Website and app data records:
━━━━━━━━━━━━━━━━━━━━
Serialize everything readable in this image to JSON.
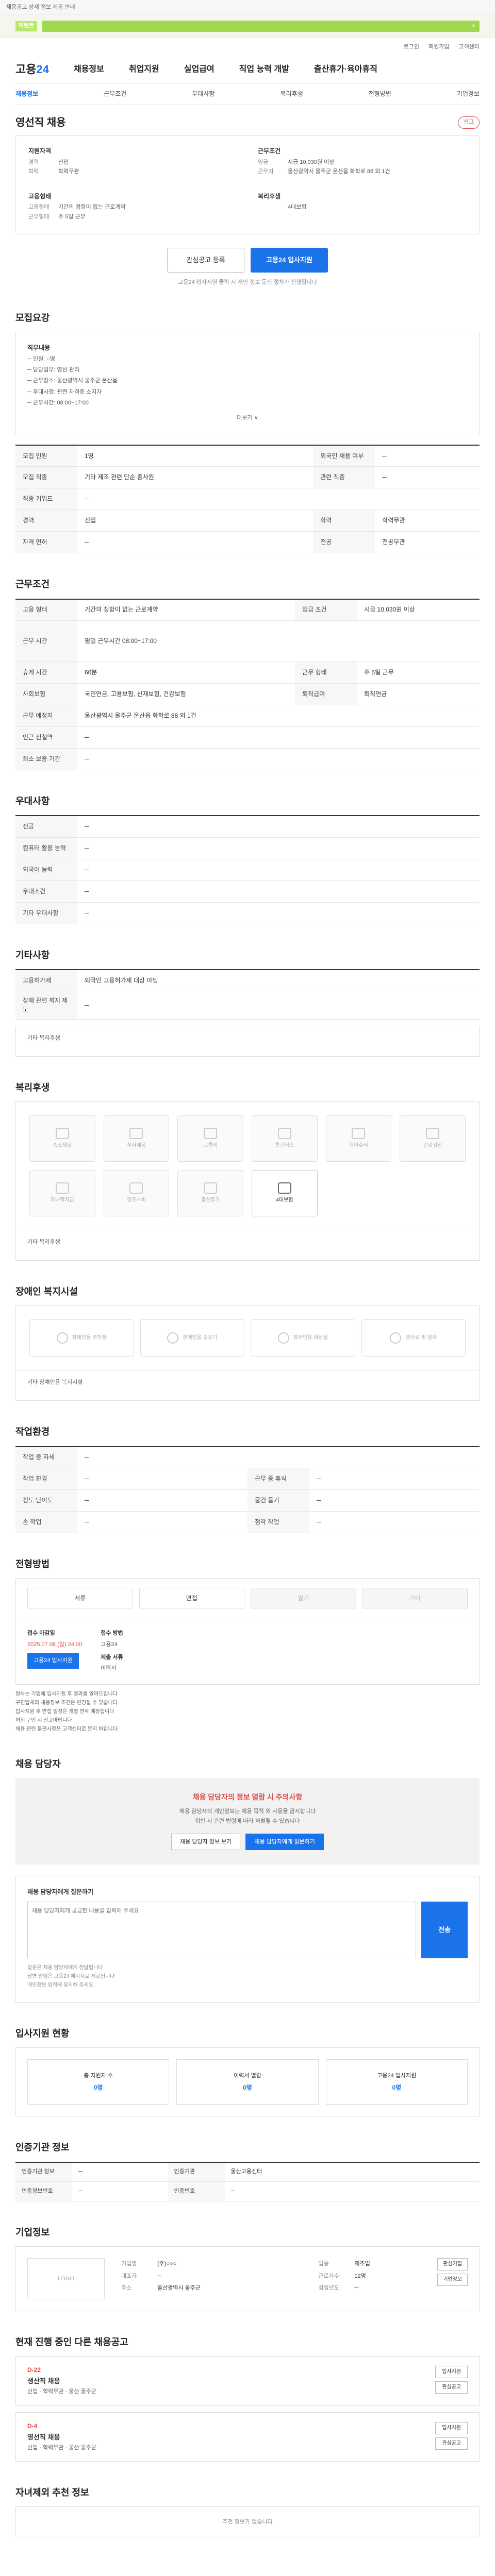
{
  "topnote": "채용공고 상세 정보 제공 안내",
  "banner": {
    "chip": "이벤트",
    "close": "×"
  },
  "util": [
    "로그인",
    "회원가입",
    "고객센터"
  ],
  "logo": {
    "a": "고용",
    "b": "24"
  },
  "gnb": [
    "채용정보",
    "취업지원",
    "실업급여",
    "직업 능력 개발",
    "출산휴가·육아휴직"
  ],
  "subtabs": [
    "채용정보",
    "근무조건",
    "우대사항",
    "복리후생",
    "전형방법",
    "기업정보"
  ],
  "title": "영선직 채용",
  "report": "신고",
  "summary": [
    {
      "label": "지원자격",
      "rows": [
        [
          "경력",
          "신입"
        ],
        [
          "학력",
          "학력무관"
        ]
      ]
    },
    {
      "label": "근무조건",
      "rows": [
        [
          "임금",
          "시급 10,030원 이상"
        ],
        [
          "근무지",
          "울산광역시 울주군 온산읍 화학로 88 외 1건"
        ]
      ]
    },
    {
      "label": "고용형태",
      "rows": [
        [
          "고용형태",
          "기간의 정함이 없는 근로계약"
        ],
        [
          "근무형태",
          "주 5일 근무"
        ]
      ]
    },
    {
      "label": "복리후생",
      "rows": [
        [
          "",
          "4대보험"
        ],
        [
          "",
          ""
        ]
      ]
    }
  ],
  "actions": {
    "scrap": "관심공고 등록",
    "apply": "고용24 입사지원"
  },
  "smallnote": "고용24 입사지원 클릭 시 개인 정보 동의 절차가 진행됩니다",
  "s_dept": {
    "title": "모집요강",
    "h": "직무내용",
    "lines": [
      "─ 인원: ○명",
      "─ 담당업무: 영선 관리",
      "─ 근무장소: 울산광역시 울주군 온산읍",
      "─ 우대사항: 관련 자격증 소지자",
      "─ 근무시간: 08:00~17:00"
    ],
    "more": "더보기 ∨"
  },
  "t1": [
    [
      "모집 인원",
      "1명",
      "외국인 채용 여부",
      "─"
    ],
    [
      "모집 직종",
      "기타 제조 관련 단순 종사원",
      "관련 직종",
      "─"
    ],
    [
      "직종 키워드",
      "─",
      "",
      ""
    ],
    [
      "경력",
      "신입",
      "학력",
      "학력무관"
    ],
    [
      "자격 면허",
      "─",
      "전공",
      "전공무관"
    ]
  ],
  "s_cond": {
    "title": "근무조건"
  },
  "t2": [
    [
      "고용 형태",
      "기간의 정함이 없는 근로계약",
      "임금 조건",
      "시급 10,030원 이상"
    ],
    [
      "근무 시간",
      "평일 근무시간 08:00~17:00",
      "",
      ""
    ],
    [
      "휴게 시간",
      "60분",
      "근무 형태",
      "주 5일 근무"
    ],
    [
      "사회보험",
      "국민연금, 고용보험, 산재보험, 건강보험",
      "퇴직급여",
      "퇴직연금"
    ],
    [
      "근무 예정지",
      "울산광역시 울주군 온산읍 화학로 88 외 1건",
      "",
      ""
    ],
    [
      "인근 전철역",
      "─",
      "",
      ""
    ],
    [
      "최소 보증 기간",
      "─",
      "",
      ""
    ]
  ],
  "s_pref": {
    "title": "우대사항"
  },
  "t3": [
    [
      "전공",
      "─"
    ],
    [
      "컴퓨터 활용 능력",
      "─"
    ],
    [
      "외국어 능력",
      "─"
    ],
    [
      "우대조건",
      "─"
    ],
    [
      "기타 우대사항",
      "─"
    ]
  ],
  "s_etc": {
    "title": "기타사항"
  },
  "t4": [
    [
      "고용허가제",
      "외국인 고용허가제 대상 아님"
    ],
    [
      "장애 관련 복지 제도",
      "─"
    ]
  ],
  "etc_note": "기타 복리후생",
  "s_welfare": {
    "title": "복리후생",
    "items": [
      "숙소제공",
      "식사제공",
      "교통비",
      "통근버스",
      "육아휴직",
      "건강검진",
      "자녀학자금",
      "경조사비",
      "출산휴가",
      "4대보험",
      "",
      ""
    ]
  },
  "welf_note": "기타 복리후생",
  "s_dis": {
    "title": "장애인 복지시설",
    "items": [
      "장애인용 주차장",
      "장애인용 승강기",
      "장애인용 화장실",
      "경사로 및 점자"
    ]
  },
  "dis_note": "기타 장애인용 복지시설",
  "s_work": {
    "title": "작업환경"
  },
  "t5": [
    [
      "작업 중 자세",
      "─",
      "",
      ""
    ],
    [
      "작업 환경",
      "─",
      "근무 중 휴식",
      "─"
    ],
    [
      "정도 난이도",
      "─",
      "물건 들기",
      "─"
    ],
    [
      "손 작업",
      "─",
      "청각 작업",
      "─"
    ]
  ],
  "s_sel": {
    "title": "전형방법",
    "methods": [
      "서류",
      "면접",
      "필기",
      "기타"
    ]
  },
  "apply": {
    "c1t": "접수 마감일",
    "c1v": "2025.07.06 (일) 24:00",
    "c2t": "접수 방법",
    "c2v": "고용24",
    "c3t": "제출 서류",
    "c3v": "이력서",
    "btn": "고용24 입사지원"
  },
  "bullets": [
    "원하는 기업에 입사지원 후 결과를 알려드립니다",
    "구인업체의 채용정보 조건은 변경될 수 있습니다",
    "입사지원 후 면접 일정은 개별 연락 예정입니다",
    "허위 구인 시 신고바랍니다",
    "채용 관련 불편사항은 고객센터로 문의 바랍니다"
  ],
  "s_mgr": {
    "title": "채용 담당자",
    "alert": "채용 담당자의 정보 열람 시 주의사항",
    "p1": "채용 담당자의 개인정보는 채용 목적 외 사용을 금지합니다",
    "p2": "위반 시 관련 법령에 따라 처벌될 수 있습니다",
    "b1": "채용 담당자 정보 보기",
    "b2": "채용 담당자에게 질문하기"
  },
  "qa": {
    "t": "채용 담당자에게 질문하기",
    "ph": "채용 담당자에게 궁금한 내용을 입력해 주세요",
    "send": "전송",
    "notes": [
      "질문은 채용 담당자에게 전달됩니다",
      "답변 알림은 고용24 메시지로 제공됩니다",
      "개인정보 입력에 유의해 주세요"
    ]
  },
  "s_stat": {
    "title": "입사지원 현황",
    "items": [
      [
        "총 지원자 수",
        "0명"
      ],
      [
        "이력서 열람",
        "0명"
      ],
      [
        "고용24 입사지원",
        "0명"
      ]
    ]
  },
  "s_info": {
    "title": "인증기관 정보"
  },
  "t6": [
    [
      "인증기관 정보",
      "─",
      "인증기관",
      "울산고용센터"
    ],
    [
      "인증정보번호",
      "─",
      "인증번호",
      "─"
    ]
  ],
  "s_comp": {
    "title": "기업정보",
    "logo": "LOGO",
    "rows": [
      [
        "기업명",
        "(주)○○○",
        "업종",
        "제조업"
      ],
      [
        "대표자",
        "─",
        "근로자수",
        "12명"
      ],
      [
        "주소",
        "울산광역시 울주군",
        "설립년도",
        "─"
      ]
    ],
    "side": [
      "관심기업",
      "기업정보"
    ]
  },
  "s_jobs": {
    "title": "현재 진행 중인 다른 채용공고",
    "list": [
      {
        "d": "D-22",
        "n": "생산직 채용",
        "meta": "신입 · 학력무관 · 울산 울주군",
        "r": [
          "입사지원",
          "관심공고"
        ]
      },
      {
        "d": "D-4",
        "n": "영선직 채용",
        "meta": "신입 · 학력무관 · 울산 울주군",
        "r": [
          "입사지원",
          "관심공고"
        ]
      }
    ]
  },
  "s_cert": {
    "title": "자녀제외 추천 정보",
    "empty": "추천 정보가 없습니다"
  }
}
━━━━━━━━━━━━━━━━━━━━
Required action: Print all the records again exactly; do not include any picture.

Response for this exercise:
Serialize everything readable in this image to JSON.
{
  "topnote": "채용공고 상세 정보 제공 안내",
  "banner": {
    "chip": "이벤트",
    "close": "×"
  },
  "util": [
    "로그인",
    "회원가입",
    "고객센터"
  ],
  "logo": {
    "a": "고용",
    "b": "24"
  },
  "gnb": [
    "채용정보",
    "취업지원",
    "실업급여",
    "직업 능력 개발",
    "출산휴가·육아휴직"
  ],
  "subtabs": [
    "채용정보",
    "근무조건",
    "우대사항",
    "복리후생",
    "전형방법",
    "기업정보"
  ],
  "title": "영선직 채용",
  "report": "신고",
  "summary": [
    {
      "label": "지원자격",
      "rows": [
        [
          "경력",
          "신입"
        ],
        [
          "학력",
          "학력무관"
        ]
      ]
    },
    {
      "label": "근무조건",
      "rows": [
        [
          "임금",
          "시급 10,030원 이상"
        ],
        [
          "근무지",
          "울산광역시 울주군 온산읍 화학로 88 외 1건"
        ]
      ]
    },
    {
      "label": "고용형태",
      "rows": [
        [
          "고용형태",
          "기간의 정함이 없는 근로계약"
        ],
        [
          "근무형태",
          "주 5일 근무"
        ]
      ]
    },
    {
      "label": "복리후생",
      "rows": [
        [
          "",
          "4대보험"
        ],
        [
          "",
          ""
        ]
      ]
    }
  ],
  "actions": {
    "scrap": "관심공고 등록",
    "apply": "고용24 입사지원"
  },
  "smallnote": "고용24 입사지원 클릭 시 개인 정보 동의 절차가 진행됩니다",
  "s_dept": {
    "title": "모집요강",
    "h": "직무내용",
    "lines": [
      "─ 인원: ○명",
      "─ 담당업무: 영선 관리",
      "─ 근무장소: 울산광역시 울주군 온산읍",
      "─ 우대사항: 관련 자격증 소지자",
      "─ 근무시간: 08:00~17:00"
    ],
    "more": "더보기 ∨"
  },
  "t1": [
    [
      "모집 인원",
      "1명",
      "외국인 채용 여부",
      "─"
    ],
    [
      "모집 직종",
      "기타 제조 관련 단순 종사원",
      "관련 직종",
      "─"
    ],
    [
      "직종 키워드",
      "─",
      "",
      ""
    ],
    [
      "경력",
      "신입",
      "학력",
      "학력무관"
    ],
    [
      "자격 면허",
      "─",
      "전공",
      "전공무관"
    ]
  ],
  "s_cond": {
    "title": "근무조건"
  },
  "t2": [
    [
      "고용 형태",
      "기간의 정함이 없는 근로계약",
      "임금 조건",
      "시급 10,030원 이상"
    ],
    [
      "근무 시간",
      "평일 근무시간 08:00~17:00",
      "",
      ""
    ],
    [
      "휴게 시간",
      "60분",
      "근무 형태",
      "주 5일 근무"
    ],
    [
      "사회보험",
      "국민연금, 고용보험, 산재보험, 건강보험",
      "퇴직급여",
      "퇴직연금"
    ],
    [
      "근무 예정지",
      "울산광역시 울주군 온산읍 화학로 88 외 1건",
      "",
      ""
    ],
    [
      "인근 전철역",
      "─",
      "",
      ""
    ],
    [
      "최소 보증 기간",
      "─",
      "",
      ""
    ]
  ],
  "s_pref": {
    "title": "우대사항"
  },
  "t3": [
    [
      "전공",
      "─"
    ],
    [
      "컴퓨터 활용 능력",
      "─"
    ],
    [
      "외국어 능력",
      "─"
    ],
    [
      "우대조건",
      "─"
    ],
    [
      "기타 우대사항",
      "─"
    ]
  ],
  "s_etc": {
    "title": "기타사항"
  },
  "t4": [
    [
      "고용허가제",
      "외국인 고용허가제 대상 아님"
    ],
    [
      "장애 관련 복지 제도",
      "─"
    ]
  ],
  "etc_note": "기타 복리후생",
  "s_welfare": {
    "title": "복리후생",
    "items": [
      "숙소제공",
      "식사제공",
      "교통비",
      "통근버스",
      "육아휴직",
      "건강검진",
      "자녀학자금",
      "경조사비",
      "출산휴가",
      "4대보험",
      "",
      ""
    ]
  },
  "welf_note": "기타 복리후생",
  "s_dis": {
    "title": "장애인 복지시설",
    "items": [
      "장애인용 주차장",
      "장애인용 승강기",
      "장애인용 화장실",
      "경사로 및 점자"
    ]
  },
  "dis_note": "기타 장애인용 복지시설",
  "s_work": {
    "title": "작업환경"
  },
  "t5": [
    [
      "작업 중 자세",
      "─",
      "",
      ""
    ],
    [
      "작업 환경",
      "─",
      "근무 중 휴식",
      "─"
    ],
    [
      "정도 난이도",
      "─",
      "물건 들기",
      "─"
    ],
    [
      "손 작업",
      "─",
      "청각 작업",
      "─"
    ]
  ],
  "s_sel": {
    "title": "전형방법",
    "methods": [
      "서류",
      "면접",
      "필기",
      "기타"
    ]
  },
  "apply": {
    "c1t": "접수 마감일",
    "c1v": "2025.07.06 (일) 24:00",
    "c2t": "접수 방법",
    "c2v": "고용24",
    "c3t": "제출 서류",
    "c3v": "이력서",
    "btn": "고용24 입사지원"
  },
  "bullets": [
    "원하는 기업에 입사지원 후 결과를 알려드립니다",
    "구인업체의 채용정보 조건은 변경될 수 있습니다",
    "입사지원 후 면접 일정은 개별 연락 예정입니다",
    "허위 구인 시 신고바랍니다",
    "채용 관련 불편사항은 고객센터로 문의 바랍니다"
  ],
  "s_mgr": {
    "title": "채용 담당자",
    "alert": "채용 담당자의 정보 열람 시 주의사항",
    "p1": "채용 담당자의 개인정보는 채용 목적 외 사용을 금지합니다",
    "p2": "위반 시 관련 법령에 따라 처벌될 수 있습니다",
    "b1": "채용 담당자 정보 보기",
    "b2": "채용 담당자에게 질문하기"
  },
  "qa": {
    "t": "채용 담당자에게 질문하기",
    "ph": "채용 담당자에게 궁금한 내용을 입력해 주세요",
    "send": "전송",
    "notes": [
      "질문은 채용 담당자에게 전달됩니다",
      "답변 알림은 고용24 메시지로 제공됩니다",
      "개인정보 입력에 유의해 주세요"
    ]
  },
  "s_stat": {
    "title": "입사지원 현황",
    "items": [
      [
        "총 지원자 수",
        "0명"
      ],
      [
        "이력서 열람",
        "0명"
      ],
      [
        "고용24 입사지원",
        "0명"
      ]
    ]
  },
  "s_info": {
    "title": "인증기관 정보"
  },
  "t6": [
    [
      "인증기관 정보",
      "─",
      "인증기관",
      "울산고용센터"
    ],
    [
      "인증정보번호",
      "─",
      "인증번호",
      "─"
    ]
  ],
  "s_comp": {
    "title": "기업정보",
    "logo": "LOGO",
    "rows": [
      [
        "기업명",
        "(주)○○○",
        "업종",
        "제조업"
      ],
      [
        "대표자",
        "─",
        "근로자수",
        "12명"
      ],
      [
        "주소",
        "울산광역시 울주군",
        "설립년도",
        "─"
      ]
    ],
    "side": [
      "관심기업",
      "기업정보"
    ]
  },
  "s_jobs": {
    "title": "현재 진행 중인 다른 채용공고",
    "list": [
      {
        "d": "D-22",
        "n": "생산직 채용",
        "meta": "신입 · 학력무관 · 울산 울주군",
        "r": [
          "입사지원",
          "관심공고"
        ]
      },
      {
        "d": "D-4",
        "n": "영선직 채용",
        "meta": "신입 · 학력무관 · 울산 울주군",
        "r": [
          "입사지원",
          "관심공고"
        ]
      }
    ]
  },
  "s_cert": {
    "title": "자녀제외 추천 정보",
    "empty": "추천 정보가 없습니다"
  }
}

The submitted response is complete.